§ What to produce:
How many lines below hold the string "Level"? Report that number alone.
════════════════
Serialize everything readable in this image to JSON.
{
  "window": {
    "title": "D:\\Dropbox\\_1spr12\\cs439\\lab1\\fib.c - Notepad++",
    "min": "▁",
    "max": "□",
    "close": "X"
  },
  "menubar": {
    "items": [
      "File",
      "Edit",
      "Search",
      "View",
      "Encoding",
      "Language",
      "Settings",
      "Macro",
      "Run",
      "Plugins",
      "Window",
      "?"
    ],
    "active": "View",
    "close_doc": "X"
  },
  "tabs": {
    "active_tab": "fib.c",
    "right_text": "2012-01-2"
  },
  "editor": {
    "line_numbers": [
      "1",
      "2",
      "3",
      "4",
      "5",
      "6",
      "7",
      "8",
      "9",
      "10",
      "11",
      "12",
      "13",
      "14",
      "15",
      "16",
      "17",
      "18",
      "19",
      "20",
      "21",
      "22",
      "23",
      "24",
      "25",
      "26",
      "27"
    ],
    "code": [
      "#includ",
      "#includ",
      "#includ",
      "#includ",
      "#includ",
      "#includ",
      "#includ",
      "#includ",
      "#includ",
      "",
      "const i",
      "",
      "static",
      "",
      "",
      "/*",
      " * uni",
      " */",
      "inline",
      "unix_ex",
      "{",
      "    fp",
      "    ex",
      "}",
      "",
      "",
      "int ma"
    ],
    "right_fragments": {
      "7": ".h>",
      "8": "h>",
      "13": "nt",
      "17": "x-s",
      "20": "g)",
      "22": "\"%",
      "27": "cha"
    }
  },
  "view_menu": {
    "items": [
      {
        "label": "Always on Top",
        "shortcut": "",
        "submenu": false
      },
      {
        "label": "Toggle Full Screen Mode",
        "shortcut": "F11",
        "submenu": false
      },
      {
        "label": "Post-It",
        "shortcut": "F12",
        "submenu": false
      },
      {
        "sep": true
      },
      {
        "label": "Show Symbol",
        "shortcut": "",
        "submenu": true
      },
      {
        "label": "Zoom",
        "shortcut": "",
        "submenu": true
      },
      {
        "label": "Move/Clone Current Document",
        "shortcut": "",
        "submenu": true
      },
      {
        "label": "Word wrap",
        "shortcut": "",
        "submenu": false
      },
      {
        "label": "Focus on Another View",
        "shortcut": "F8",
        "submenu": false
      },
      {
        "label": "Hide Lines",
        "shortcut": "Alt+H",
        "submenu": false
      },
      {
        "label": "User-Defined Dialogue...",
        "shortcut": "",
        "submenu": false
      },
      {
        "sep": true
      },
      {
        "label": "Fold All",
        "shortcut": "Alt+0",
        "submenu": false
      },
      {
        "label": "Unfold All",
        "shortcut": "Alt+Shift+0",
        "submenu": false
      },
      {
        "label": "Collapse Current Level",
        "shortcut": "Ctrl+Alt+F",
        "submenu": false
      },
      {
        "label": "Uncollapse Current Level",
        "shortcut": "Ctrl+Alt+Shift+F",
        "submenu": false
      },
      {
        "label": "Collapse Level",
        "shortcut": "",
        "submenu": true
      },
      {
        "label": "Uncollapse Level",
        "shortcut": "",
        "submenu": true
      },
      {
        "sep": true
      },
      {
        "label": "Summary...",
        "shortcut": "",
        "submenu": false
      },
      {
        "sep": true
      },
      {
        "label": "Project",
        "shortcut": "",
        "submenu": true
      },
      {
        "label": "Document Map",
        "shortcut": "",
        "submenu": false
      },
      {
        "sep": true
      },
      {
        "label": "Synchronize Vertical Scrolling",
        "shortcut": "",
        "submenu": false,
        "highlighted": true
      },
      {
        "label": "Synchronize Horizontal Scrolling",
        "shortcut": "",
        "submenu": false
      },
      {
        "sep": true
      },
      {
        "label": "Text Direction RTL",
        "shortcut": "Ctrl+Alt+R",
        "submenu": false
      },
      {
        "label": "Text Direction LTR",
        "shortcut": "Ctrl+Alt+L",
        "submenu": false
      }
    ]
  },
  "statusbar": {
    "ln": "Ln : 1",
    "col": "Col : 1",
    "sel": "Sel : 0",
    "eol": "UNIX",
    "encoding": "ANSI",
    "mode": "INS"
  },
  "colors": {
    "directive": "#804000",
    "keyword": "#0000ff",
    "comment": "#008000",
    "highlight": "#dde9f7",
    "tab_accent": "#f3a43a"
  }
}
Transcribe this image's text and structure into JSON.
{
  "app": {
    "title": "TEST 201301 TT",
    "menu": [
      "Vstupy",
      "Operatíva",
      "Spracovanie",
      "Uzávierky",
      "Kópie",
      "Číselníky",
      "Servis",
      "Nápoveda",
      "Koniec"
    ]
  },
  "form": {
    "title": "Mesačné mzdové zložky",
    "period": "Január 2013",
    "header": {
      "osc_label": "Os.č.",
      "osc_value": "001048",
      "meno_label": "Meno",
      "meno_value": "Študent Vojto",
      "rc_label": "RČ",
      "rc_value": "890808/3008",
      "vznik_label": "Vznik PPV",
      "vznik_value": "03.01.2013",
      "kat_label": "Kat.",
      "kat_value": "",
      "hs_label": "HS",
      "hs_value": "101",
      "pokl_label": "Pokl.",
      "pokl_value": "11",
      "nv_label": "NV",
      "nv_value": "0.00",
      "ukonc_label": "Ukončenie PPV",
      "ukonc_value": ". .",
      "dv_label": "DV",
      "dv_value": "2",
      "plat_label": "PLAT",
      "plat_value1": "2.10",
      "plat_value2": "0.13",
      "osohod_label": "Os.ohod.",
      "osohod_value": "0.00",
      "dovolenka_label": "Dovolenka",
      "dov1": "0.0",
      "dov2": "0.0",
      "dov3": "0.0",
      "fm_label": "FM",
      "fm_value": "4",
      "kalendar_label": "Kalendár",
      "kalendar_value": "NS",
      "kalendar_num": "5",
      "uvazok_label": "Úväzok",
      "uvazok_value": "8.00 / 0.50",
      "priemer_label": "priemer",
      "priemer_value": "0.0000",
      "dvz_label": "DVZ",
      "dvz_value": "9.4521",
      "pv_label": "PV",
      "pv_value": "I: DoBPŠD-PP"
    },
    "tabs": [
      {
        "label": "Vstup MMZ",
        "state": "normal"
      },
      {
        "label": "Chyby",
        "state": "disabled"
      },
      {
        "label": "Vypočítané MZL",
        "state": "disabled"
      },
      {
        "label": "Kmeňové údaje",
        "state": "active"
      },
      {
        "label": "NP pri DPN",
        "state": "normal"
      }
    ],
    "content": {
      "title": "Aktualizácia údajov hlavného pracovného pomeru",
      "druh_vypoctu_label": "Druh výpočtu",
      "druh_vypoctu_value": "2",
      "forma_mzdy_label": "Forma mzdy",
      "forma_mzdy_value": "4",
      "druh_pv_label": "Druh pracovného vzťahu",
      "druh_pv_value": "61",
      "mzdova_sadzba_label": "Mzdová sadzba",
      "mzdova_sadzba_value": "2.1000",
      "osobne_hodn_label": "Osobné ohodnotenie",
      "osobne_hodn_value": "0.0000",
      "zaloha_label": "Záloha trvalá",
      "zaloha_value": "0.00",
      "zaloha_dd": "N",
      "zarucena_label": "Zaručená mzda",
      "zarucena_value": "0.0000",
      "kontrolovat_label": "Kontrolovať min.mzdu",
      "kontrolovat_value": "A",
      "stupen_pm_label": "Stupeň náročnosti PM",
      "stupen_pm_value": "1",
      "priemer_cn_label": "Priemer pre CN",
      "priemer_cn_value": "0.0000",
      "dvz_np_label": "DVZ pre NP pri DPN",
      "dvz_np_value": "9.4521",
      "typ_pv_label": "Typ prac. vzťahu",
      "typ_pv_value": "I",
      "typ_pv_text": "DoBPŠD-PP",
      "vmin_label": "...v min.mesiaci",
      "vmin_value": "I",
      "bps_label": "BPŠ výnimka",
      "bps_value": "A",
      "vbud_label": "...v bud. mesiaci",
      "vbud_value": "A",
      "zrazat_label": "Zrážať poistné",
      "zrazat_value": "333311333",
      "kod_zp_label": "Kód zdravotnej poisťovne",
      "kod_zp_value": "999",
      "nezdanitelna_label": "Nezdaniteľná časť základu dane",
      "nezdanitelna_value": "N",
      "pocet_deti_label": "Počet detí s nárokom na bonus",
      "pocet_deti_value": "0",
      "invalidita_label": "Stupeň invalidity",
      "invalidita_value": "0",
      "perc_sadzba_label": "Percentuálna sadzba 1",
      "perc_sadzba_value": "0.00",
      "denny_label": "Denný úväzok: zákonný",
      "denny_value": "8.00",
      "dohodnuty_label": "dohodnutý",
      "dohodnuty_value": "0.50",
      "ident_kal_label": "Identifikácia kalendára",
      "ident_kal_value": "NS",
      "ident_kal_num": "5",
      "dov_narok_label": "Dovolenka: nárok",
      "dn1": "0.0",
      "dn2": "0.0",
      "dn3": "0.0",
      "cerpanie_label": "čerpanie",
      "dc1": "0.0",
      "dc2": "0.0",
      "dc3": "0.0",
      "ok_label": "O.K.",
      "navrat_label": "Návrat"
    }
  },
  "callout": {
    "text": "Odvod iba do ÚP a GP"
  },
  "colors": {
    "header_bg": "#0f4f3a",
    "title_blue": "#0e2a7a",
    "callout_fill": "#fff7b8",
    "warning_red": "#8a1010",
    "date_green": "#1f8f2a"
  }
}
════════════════
§ Result for this exercise:
4